Ian PigottIan Pigott

The harvest of 2015 will not be remembered for bolstering the fortunes of cereal farmers in the UK. It may, however, be a watershed year for oilseed rape.

Many growers are threatening to stop growing the crop, with some questioning its economic viability and others claiming that it has become too demanding on working capital.

 Either way, oilseed rape is no longer an automatic selection for an arable farm’s rotation.

It is the 40th anniversary of growing oilseed rape on our farm, and it may well be our last.

Old newspaper clippings from 1975 show a picture of my father standing in a field of “yellow gold”, among a variety called Major.

The journalist hailed oilseed rape as the “future of British farming” – “a lucrative break crop was the ‘holy grail’ for farmers and rapeseed had the potential to be just that”.

But the success of oilseed rape came at a price and, dare I say it, the ban of neonicotinoids may yet prove to be the trigger for repairing some of the damage.

With margins leaner and the challenges of flea beetle in the absence of neonicotinoids, the associated costs of growing rapeseed, such as pigeon control and slug damage in following crops, are making farmers scrutinise its worth more carefully.

Oilseed rape has proved a mercurial talent. Promising so much, producing outstanding performances from time to time, but all too often delivering mediocre gross margins.

Oilseed rape became that gifted but inconsistent sportsman who the manager refuses to leave out of his side.

Rape hectarage has exploded, increasing from 270,000ha in 1984 to 737,000 in 2012.

In a wave of euphoria, increasing demand for vegetable oils and biodiesel, oilseed rape was becoming to the UK what corn is to the Midwest.

I would go so far as to say that in the past 30 years oilseed rape has changed the face of arable farms more than any other factor. Through the 1990s as margins tightened, reducing cost became the focus. Oilseed rape held all the aces.

Why grow four or five crops if you can get away with a rotation of just two or three? Wheat, oilseed rape and possibly one other (forgetting the recent requirements of the three-crop rule).

But timeliness needed to improve for oilseed rape to succeed. Machinery got bigger and forward speed faster. New machines required significant investment. It led to a dramatic consolidation within the industry.

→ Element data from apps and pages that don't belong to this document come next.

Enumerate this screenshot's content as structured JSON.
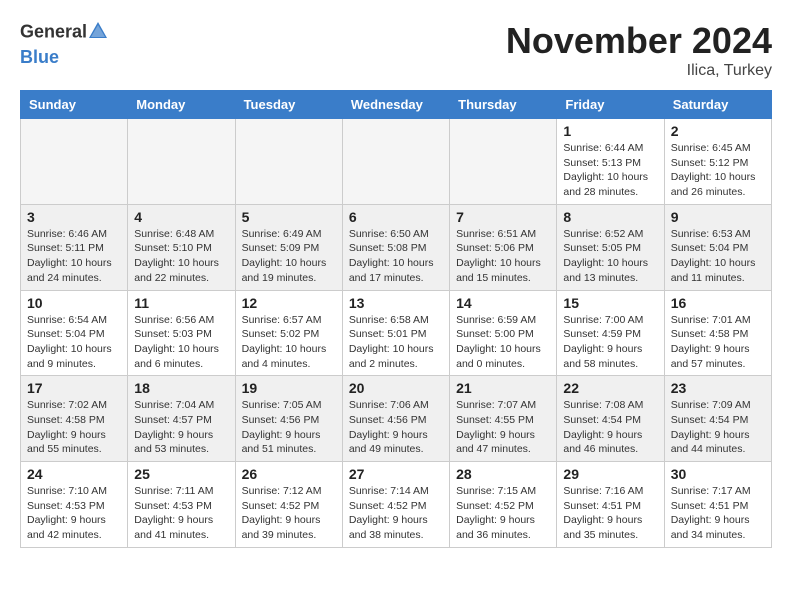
{
  "logo": {
    "general": "General",
    "blue": "Blue"
  },
  "title": "November 2024",
  "location": "Ilica, Turkey",
  "days_of_week": [
    "Sunday",
    "Monday",
    "Tuesday",
    "Wednesday",
    "Thursday",
    "Friday",
    "Saturday"
  ],
  "weeks": [
    [
      {
        "day": "",
        "info": "",
        "empty": true
      },
      {
        "day": "",
        "info": "",
        "empty": true
      },
      {
        "day": "",
        "info": "",
        "empty": true
      },
      {
        "day": "",
        "info": "",
        "empty": true
      },
      {
        "day": "",
        "info": "",
        "empty": true
      },
      {
        "day": "1",
        "info": "Sunrise: 6:44 AM\nSunset: 5:13 PM\nDaylight: 10 hours\nand 28 minutes.",
        "empty": false
      },
      {
        "day": "2",
        "info": "Sunrise: 6:45 AM\nSunset: 5:12 PM\nDaylight: 10 hours\nand 26 minutes.",
        "empty": false
      }
    ],
    [
      {
        "day": "3",
        "info": "Sunrise: 6:46 AM\nSunset: 5:11 PM\nDaylight: 10 hours\nand 24 minutes.",
        "empty": false
      },
      {
        "day": "4",
        "info": "Sunrise: 6:48 AM\nSunset: 5:10 PM\nDaylight: 10 hours\nand 22 minutes.",
        "empty": false
      },
      {
        "day": "5",
        "info": "Sunrise: 6:49 AM\nSunset: 5:09 PM\nDaylight: 10 hours\nand 19 minutes.",
        "empty": false
      },
      {
        "day": "6",
        "info": "Sunrise: 6:50 AM\nSunset: 5:08 PM\nDaylight: 10 hours\nand 17 minutes.",
        "empty": false
      },
      {
        "day": "7",
        "info": "Sunrise: 6:51 AM\nSunset: 5:06 PM\nDaylight: 10 hours\nand 15 minutes.",
        "empty": false
      },
      {
        "day": "8",
        "info": "Sunrise: 6:52 AM\nSunset: 5:05 PM\nDaylight: 10 hours\nand 13 minutes.",
        "empty": false
      },
      {
        "day": "9",
        "info": "Sunrise: 6:53 AM\nSunset: 5:04 PM\nDaylight: 10 hours\nand 11 minutes.",
        "empty": false
      }
    ],
    [
      {
        "day": "10",
        "info": "Sunrise: 6:54 AM\nSunset: 5:04 PM\nDaylight: 10 hours\nand 9 minutes.",
        "empty": false
      },
      {
        "day": "11",
        "info": "Sunrise: 6:56 AM\nSunset: 5:03 PM\nDaylight: 10 hours\nand 6 minutes.",
        "empty": false
      },
      {
        "day": "12",
        "info": "Sunrise: 6:57 AM\nSunset: 5:02 PM\nDaylight: 10 hours\nand 4 minutes.",
        "empty": false
      },
      {
        "day": "13",
        "info": "Sunrise: 6:58 AM\nSunset: 5:01 PM\nDaylight: 10 hours\nand 2 minutes.",
        "empty": false
      },
      {
        "day": "14",
        "info": "Sunrise: 6:59 AM\nSunset: 5:00 PM\nDaylight: 10 hours\nand 0 minutes.",
        "empty": false
      },
      {
        "day": "15",
        "info": "Sunrise: 7:00 AM\nSunset: 4:59 PM\nDaylight: 9 hours\nand 58 minutes.",
        "empty": false
      },
      {
        "day": "16",
        "info": "Sunrise: 7:01 AM\nSunset: 4:58 PM\nDaylight: 9 hours\nand 57 minutes.",
        "empty": false
      }
    ],
    [
      {
        "day": "17",
        "info": "Sunrise: 7:02 AM\nSunset: 4:58 PM\nDaylight: 9 hours\nand 55 minutes.",
        "empty": false
      },
      {
        "day": "18",
        "info": "Sunrise: 7:04 AM\nSunset: 4:57 PM\nDaylight: 9 hours\nand 53 minutes.",
        "empty": false
      },
      {
        "day": "19",
        "info": "Sunrise: 7:05 AM\nSunset: 4:56 PM\nDaylight: 9 hours\nand 51 minutes.",
        "empty": false
      },
      {
        "day": "20",
        "info": "Sunrise: 7:06 AM\nSunset: 4:56 PM\nDaylight: 9 hours\nand 49 minutes.",
        "empty": false
      },
      {
        "day": "21",
        "info": "Sunrise: 7:07 AM\nSunset: 4:55 PM\nDaylight: 9 hours\nand 47 minutes.",
        "empty": false
      },
      {
        "day": "22",
        "info": "Sunrise: 7:08 AM\nSunset: 4:54 PM\nDaylight: 9 hours\nand 46 minutes.",
        "empty": false
      },
      {
        "day": "23",
        "info": "Sunrise: 7:09 AM\nSunset: 4:54 PM\nDaylight: 9 hours\nand 44 minutes.",
        "empty": false
      }
    ],
    [
      {
        "day": "24",
        "info": "Sunrise: 7:10 AM\nSunset: 4:53 PM\nDaylight: 9 hours\nand 42 minutes.",
        "empty": false
      },
      {
        "day": "25",
        "info": "Sunrise: 7:11 AM\nSunset: 4:53 PM\nDaylight: 9 hours\nand 41 minutes.",
        "empty": false
      },
      {
        "day": "26",
        "info": "Sunrise: 7:12 AM\nSunset: 4:52 PM\nDaylight: 9 hours\nand 39 minutes.",
        "empty": false
      },
      {
        "day": "27",
        "info": "Sunrise: 7:14 AM\nSunset: 4:52 PM\nDaylight: 9 hours\nand 38 minutes.",
        "empty": false
      },
      {
        "day": "28",
        "info": "Sunrise: 7:15 AM\nSunset: 4:52 PM\nDaylight: 9 hours\nand 36 minutes.",
        "empty": false
      },
      {
        "day": "29",
        "info": "Sunrise: 7:16 AM\nSunset: 4:51 PM\nDaylight: 9 hours\nand 35 minutes.",
        "empty": false
      },
      {
        "day": "30",
        "info": "Sunrise: 7:17 AM\nSunset: 4:51 PM\nDaylight: 9 hours\nand 34 minutes.",
        "empty": false
      }
    ]
  ]
}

Huge numbers of smaller family farms were absorbed into larger farming businesses.

Farmers competed for hectares over which to spread their costs, keeping rents artificially high. None of these changes would have been possible in the absence of oilseed rape.

Supporters will say that oilseed rape is a wonderful habitat for linnets, reed bunting, grey partridge and pollinators.

Critics will argue that it is a superior habitat for slugs and pigeons. What cannot be disputed is the move to oilseed rape reduced spring cropping and with it crop diversity.

This promoted the incidence of blackgrass, a depletion of mycorrhizal fungi and a general depletion of soil health.

Although the shortcomings of oilseed rape run much deeper than a dependence on neonicotinoids, financial losses do not exonerate farmers of their environmental responsibilities.

Disappointing stories of farmers allowing the ban on neonicotinoids to become a justification for excessive applications of pyrethroid insecticides do little for our industry’s reputation.

It may have taken 40 years to realise that oilseed rape is not the holy grail it was promised to be. But it should not require the banning of an insecticide for farmers to value a diverse rotation.


Ian Pigott

Ian farms 700ha in Hertfordshire. The farm is a Leaf demonstration unit. He is also the founder of Open Farm Sunday.